| ENTRIES SUPPLIED |
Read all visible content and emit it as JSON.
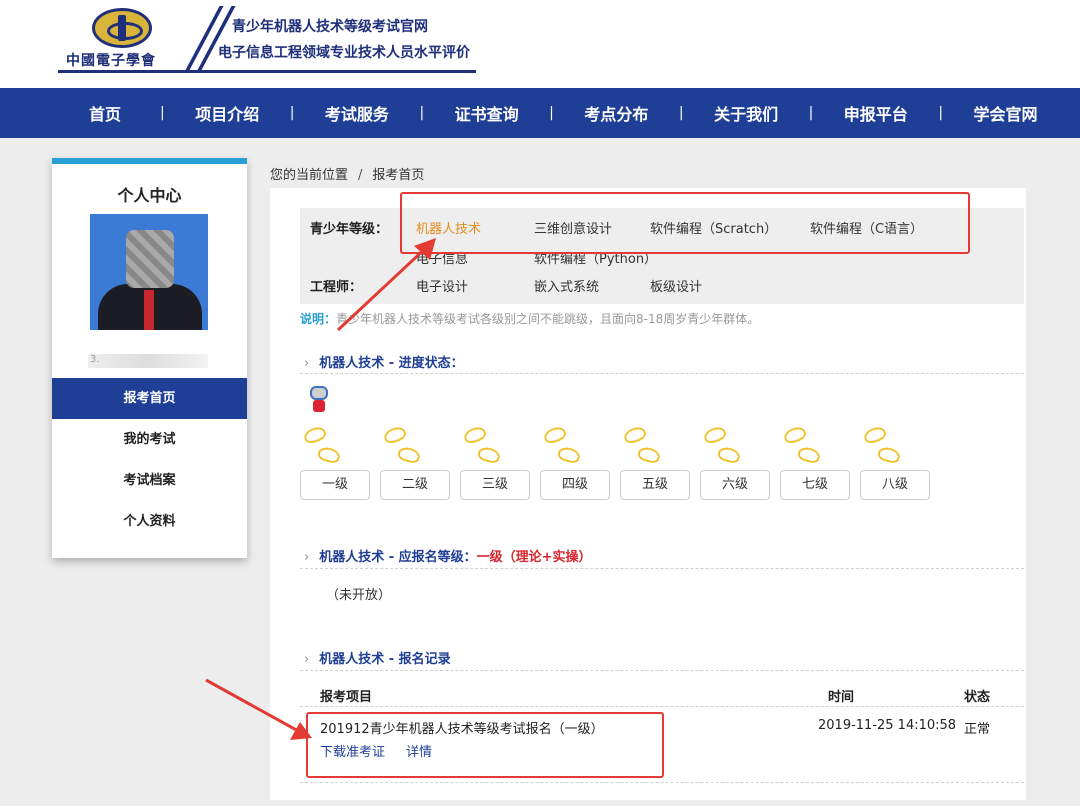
{
  "header": {
    "logo_text": "中國電子學會",
    "title_line1": "青少年机器人技术等级考试官网",
    "title_line2": "电子信息工程领域专业技术人员水平评价"
  },
  "nav": [
    "首页",
    "项目介绍",
    "考试服务",
    "证书查询",
    "考点分布",
    "关于我们",
    "申报平台",
    "学会官网"
  ],
  "sidebar": {
    "title": "个人中心",
    "id_text": "3.",
    "menu": [
      "报考首页",
      "我的考试",
      "考试档案",
      "个人资料"
    ]
  },
  "breadcrumb": {
    "prefix": "您的当前位置",
    "separator": "/",
    "current": "报考首页"
  },
  "categories": {
    "youth_label": "青少年等级：",
    "youth_items": [
      "机器人技术",
      "三维创意设计",
      "软件编程（Scratch）",
      "软件编程（C语言）",
      "电子信息",
      "软件编程（Python）"
    ],
    "engineer_label": "工程师：",
    "engineer_items": [
      "电子设计",
      "嵌入式系统",
      "板级设计"
    ],
    "note_label": "说明：",
    "note_text": "青少年机器人技术等级考试各级别之间不能跳级，且面向8-18周岁青少年群体。"
  },
  "progress": {
    "title": "机器人技术 - 进度状态：",
    "levels": [
      "一级",
      "二级",
      "三级",
      "四级",
      "五级",
      "六级",
      "七级",
      "八级"
    ]
  },
  "apply_level": {
    "title": "机器人技术 - 应报名等级：",
    "value": "一级（理论+实操）",
    "status": "（未开放）"
  },
  "records": {
    "title": "机器人技术 - 报名记录",
    "headers": {
      "project": "报考项目",
      "time": "时间",
      "status": "状态"
    },
    "row": {
      "project": "201912青少年机器人技术等级考试报名（一级）",
      "time": "2019-11-25 14:10:58",
      "status": "正常",
      "link_download": "下载准考证",
      "link_detail": "详情"
    }
  },
  "colors": {
    "nav_bg": "#1f3f96",
    "accent_blue": "#2a9fd6",
    "highlight_orange": "#e68a1c",
    "annotation_red": "#e33b34"
  }
}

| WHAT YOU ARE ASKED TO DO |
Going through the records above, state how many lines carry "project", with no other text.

| RESPONSE BELOW |
2